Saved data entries
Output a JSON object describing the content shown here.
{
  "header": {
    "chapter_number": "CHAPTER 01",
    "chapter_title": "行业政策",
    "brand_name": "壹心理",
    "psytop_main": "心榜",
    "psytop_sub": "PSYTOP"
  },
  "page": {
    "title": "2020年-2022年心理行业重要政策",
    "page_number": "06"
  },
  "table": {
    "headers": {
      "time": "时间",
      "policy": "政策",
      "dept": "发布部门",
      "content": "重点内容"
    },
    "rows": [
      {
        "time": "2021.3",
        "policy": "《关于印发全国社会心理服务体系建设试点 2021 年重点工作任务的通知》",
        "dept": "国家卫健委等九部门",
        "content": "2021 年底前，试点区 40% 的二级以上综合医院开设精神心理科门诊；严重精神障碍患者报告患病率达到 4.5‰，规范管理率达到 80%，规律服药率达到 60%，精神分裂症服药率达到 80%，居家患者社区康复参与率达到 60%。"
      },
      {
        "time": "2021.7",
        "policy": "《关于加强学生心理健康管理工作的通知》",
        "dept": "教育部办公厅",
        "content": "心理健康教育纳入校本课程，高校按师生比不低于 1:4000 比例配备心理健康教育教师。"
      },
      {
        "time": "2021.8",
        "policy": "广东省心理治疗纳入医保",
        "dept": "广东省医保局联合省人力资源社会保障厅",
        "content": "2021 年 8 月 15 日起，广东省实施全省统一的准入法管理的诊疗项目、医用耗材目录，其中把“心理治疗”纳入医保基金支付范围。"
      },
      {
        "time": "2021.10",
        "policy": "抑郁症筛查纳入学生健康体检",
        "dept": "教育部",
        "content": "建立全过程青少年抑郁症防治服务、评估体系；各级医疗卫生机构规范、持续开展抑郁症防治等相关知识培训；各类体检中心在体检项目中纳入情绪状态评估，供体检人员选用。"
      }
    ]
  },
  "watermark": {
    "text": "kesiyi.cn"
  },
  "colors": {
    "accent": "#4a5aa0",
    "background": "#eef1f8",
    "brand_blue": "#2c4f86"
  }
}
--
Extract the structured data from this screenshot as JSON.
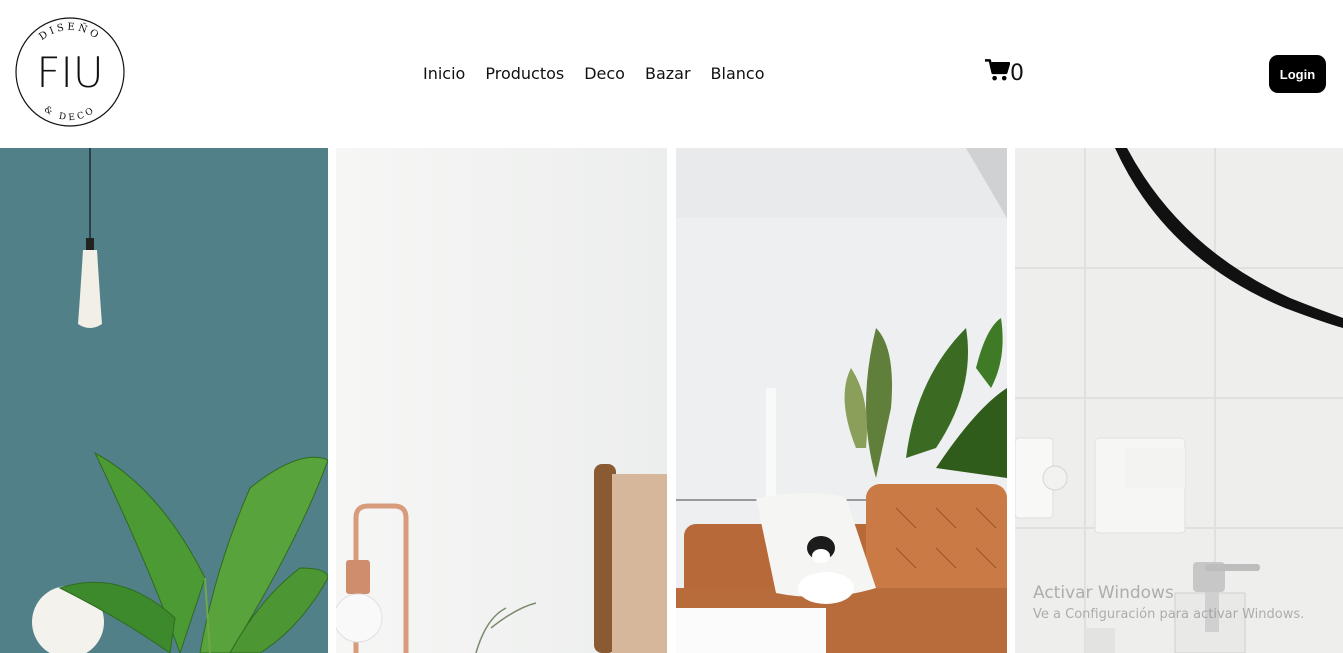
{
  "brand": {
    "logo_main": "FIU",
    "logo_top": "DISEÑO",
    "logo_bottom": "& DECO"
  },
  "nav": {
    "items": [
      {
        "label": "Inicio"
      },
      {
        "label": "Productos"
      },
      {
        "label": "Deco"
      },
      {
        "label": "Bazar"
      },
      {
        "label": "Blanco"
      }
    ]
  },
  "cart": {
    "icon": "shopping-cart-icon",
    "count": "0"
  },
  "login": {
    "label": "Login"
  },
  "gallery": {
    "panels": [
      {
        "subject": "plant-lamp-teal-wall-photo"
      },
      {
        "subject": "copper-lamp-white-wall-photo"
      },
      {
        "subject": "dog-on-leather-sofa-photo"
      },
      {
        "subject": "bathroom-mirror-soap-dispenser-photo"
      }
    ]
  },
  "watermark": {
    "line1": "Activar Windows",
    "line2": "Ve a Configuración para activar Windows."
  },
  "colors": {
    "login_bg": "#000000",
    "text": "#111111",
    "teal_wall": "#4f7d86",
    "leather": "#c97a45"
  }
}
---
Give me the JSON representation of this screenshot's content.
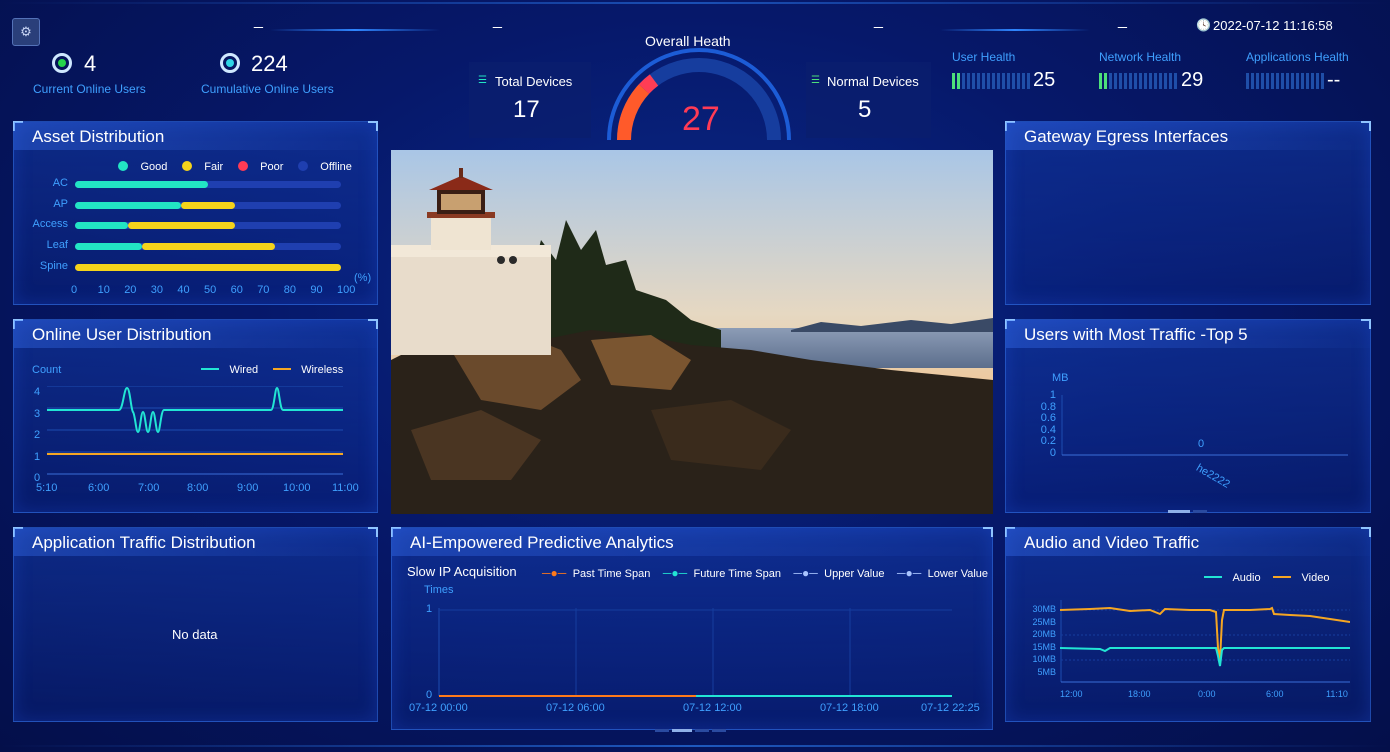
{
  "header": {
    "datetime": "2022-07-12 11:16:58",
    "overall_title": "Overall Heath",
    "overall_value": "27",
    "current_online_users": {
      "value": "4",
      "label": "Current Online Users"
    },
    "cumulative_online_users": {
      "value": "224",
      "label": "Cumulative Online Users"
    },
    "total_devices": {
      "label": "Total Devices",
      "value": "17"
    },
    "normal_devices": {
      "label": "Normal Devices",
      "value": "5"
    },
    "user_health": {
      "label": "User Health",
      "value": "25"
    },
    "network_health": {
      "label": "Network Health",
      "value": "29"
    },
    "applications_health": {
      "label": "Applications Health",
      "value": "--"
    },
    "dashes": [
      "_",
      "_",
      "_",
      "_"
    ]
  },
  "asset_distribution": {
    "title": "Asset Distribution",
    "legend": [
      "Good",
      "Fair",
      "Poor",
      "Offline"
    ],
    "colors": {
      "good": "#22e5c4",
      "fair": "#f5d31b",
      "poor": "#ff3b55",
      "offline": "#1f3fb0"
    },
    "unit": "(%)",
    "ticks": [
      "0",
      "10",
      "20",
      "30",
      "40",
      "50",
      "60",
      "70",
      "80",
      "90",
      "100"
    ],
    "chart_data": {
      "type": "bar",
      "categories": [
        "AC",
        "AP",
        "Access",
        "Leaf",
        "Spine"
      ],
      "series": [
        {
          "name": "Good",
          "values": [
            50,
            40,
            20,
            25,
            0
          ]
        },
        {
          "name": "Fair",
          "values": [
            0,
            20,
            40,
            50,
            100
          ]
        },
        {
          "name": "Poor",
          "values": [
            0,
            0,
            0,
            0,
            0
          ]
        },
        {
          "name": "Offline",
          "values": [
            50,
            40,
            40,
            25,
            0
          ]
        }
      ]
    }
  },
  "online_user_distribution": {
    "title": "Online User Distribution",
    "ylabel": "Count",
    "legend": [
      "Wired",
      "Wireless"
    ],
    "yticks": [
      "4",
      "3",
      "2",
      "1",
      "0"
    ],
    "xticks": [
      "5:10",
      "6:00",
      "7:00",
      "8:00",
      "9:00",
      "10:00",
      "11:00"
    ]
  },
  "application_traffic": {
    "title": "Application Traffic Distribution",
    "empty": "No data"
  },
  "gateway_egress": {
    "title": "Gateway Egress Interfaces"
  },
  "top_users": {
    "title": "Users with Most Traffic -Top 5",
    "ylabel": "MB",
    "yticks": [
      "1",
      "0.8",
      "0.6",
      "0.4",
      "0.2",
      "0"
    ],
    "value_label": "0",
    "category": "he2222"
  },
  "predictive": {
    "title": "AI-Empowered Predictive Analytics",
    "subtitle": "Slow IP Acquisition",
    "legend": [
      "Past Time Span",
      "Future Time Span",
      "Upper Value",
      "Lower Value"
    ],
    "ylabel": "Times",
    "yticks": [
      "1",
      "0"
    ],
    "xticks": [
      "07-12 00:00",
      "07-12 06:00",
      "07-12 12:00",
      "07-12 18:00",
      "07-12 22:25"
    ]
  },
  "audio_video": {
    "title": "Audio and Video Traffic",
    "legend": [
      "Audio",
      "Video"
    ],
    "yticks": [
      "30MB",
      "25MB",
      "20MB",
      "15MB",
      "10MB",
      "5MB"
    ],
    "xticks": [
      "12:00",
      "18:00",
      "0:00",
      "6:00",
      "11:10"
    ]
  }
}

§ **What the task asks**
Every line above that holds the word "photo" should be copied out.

§ **Task solution**
        "subject": "plant-lamp-teal-wall-photo"
        "subject": "copper-lamp-white-wall-photo"
        "subject": "dog-on-leather-sofa-photo"
        "subject": "bathroom-mirror-soap-dispenser-photo"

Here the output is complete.